### Work required
Restate the records so that not a single word differs.

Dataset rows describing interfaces

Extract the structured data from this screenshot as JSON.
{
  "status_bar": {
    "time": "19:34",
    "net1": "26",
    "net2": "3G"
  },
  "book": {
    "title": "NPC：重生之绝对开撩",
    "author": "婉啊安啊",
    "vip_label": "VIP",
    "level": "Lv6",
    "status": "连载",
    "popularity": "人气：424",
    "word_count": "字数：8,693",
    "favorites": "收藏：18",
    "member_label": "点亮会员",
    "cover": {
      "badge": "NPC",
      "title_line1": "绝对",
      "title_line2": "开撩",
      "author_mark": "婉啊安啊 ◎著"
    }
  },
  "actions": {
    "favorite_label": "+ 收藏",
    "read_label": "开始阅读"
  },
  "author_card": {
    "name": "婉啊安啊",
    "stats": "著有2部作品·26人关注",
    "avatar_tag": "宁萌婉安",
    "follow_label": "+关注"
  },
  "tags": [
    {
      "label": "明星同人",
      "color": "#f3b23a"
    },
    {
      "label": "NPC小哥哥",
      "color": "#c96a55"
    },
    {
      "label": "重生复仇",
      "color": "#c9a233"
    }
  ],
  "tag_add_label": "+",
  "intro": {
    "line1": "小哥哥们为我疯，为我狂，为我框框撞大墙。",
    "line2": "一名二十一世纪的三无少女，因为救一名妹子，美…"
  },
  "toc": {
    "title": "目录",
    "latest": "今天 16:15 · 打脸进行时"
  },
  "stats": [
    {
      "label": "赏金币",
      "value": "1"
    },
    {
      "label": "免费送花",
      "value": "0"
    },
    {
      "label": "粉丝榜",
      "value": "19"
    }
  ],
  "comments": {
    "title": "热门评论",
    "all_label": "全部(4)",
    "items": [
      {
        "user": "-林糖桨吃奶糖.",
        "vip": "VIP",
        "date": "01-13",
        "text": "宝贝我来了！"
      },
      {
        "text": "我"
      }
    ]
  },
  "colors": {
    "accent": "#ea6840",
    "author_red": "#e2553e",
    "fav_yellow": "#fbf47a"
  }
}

### Answer area
Extract the structured data from this screenshot as JSON.
{
  "status_bar": {
    "time": "19:34",
    "net1": "26",
    "net2": "3G"
  },
  "book": {
    "title": "NPC：重生之绝对开撩",
    "author": "婉啊安啊",
    "vip_label": "VIP",
    "level": "Lv6",
    "status": "连载",
    "popularity": "人气：424",
    "word_count": "字数：8,693",
    "favorites": "收藏：18",
    "member_label": "点亮会员",
    "cover": {
      "badge": "NPC",
      "title_line1": "绝对",
      "title_line2": "开撩",
      "author_mark": "婉啊安啊 ◎著"
    }
  },
  "actions": {
    "favorite_label": "+ 收藏",
    "read_label": "开始阅读"
  },
  "author_card": {
    "name": "婉啊安啊",
    "stats": "著有2部作品·26人关注",
    "avatar_tag": "宁萌婉安",
    "follow_label": "+关注"
  },
  "tags": [
    {
      "label": "明星同人",
      "color": "#f3b23a"
    },
    {
      "label": "NPC小哥哥",
      "color": "#c96a55"
    },
    {
      "label": "重生复仇",
      "color": "#c9a233"
    }
  ],
  "tag_add_label": "+",
  "intro": {
    "line1": "小哥哥们为我疯，为我狂，为我框框撞大墙。",
    "line2": "一名二十一世纪的三无少女，因为救一名妹子，美…"
  },
  "toc": {
    "title": "目录",
    "latest": "今天 16:15 · 打脸进行时"
  },
  "stats": [
    {
      "label": "赏金币",
      "value": "1"
    },
    {
      "label": "免费送花",
      "value": "0"
    },
    {
      "label": "粉丝榜",
      "value": "19"
    }
  ],
  "comments": {
    "title": "热门评论",
    "all_label": "全部(4)",
    "items": [
      {
        "user": "-林糖桨吃奶糖.",
        "vip": "VIP",
        "date": "01-13",
        "text": "宝贝我来了！"
      },
      {
        "text": "我"
      }
    ]
  },
  "colors": {
    "accent": "#ea6840",
    "author_red": "#e2553e",
    "fav_yellow": "#fbf47a"
  }
}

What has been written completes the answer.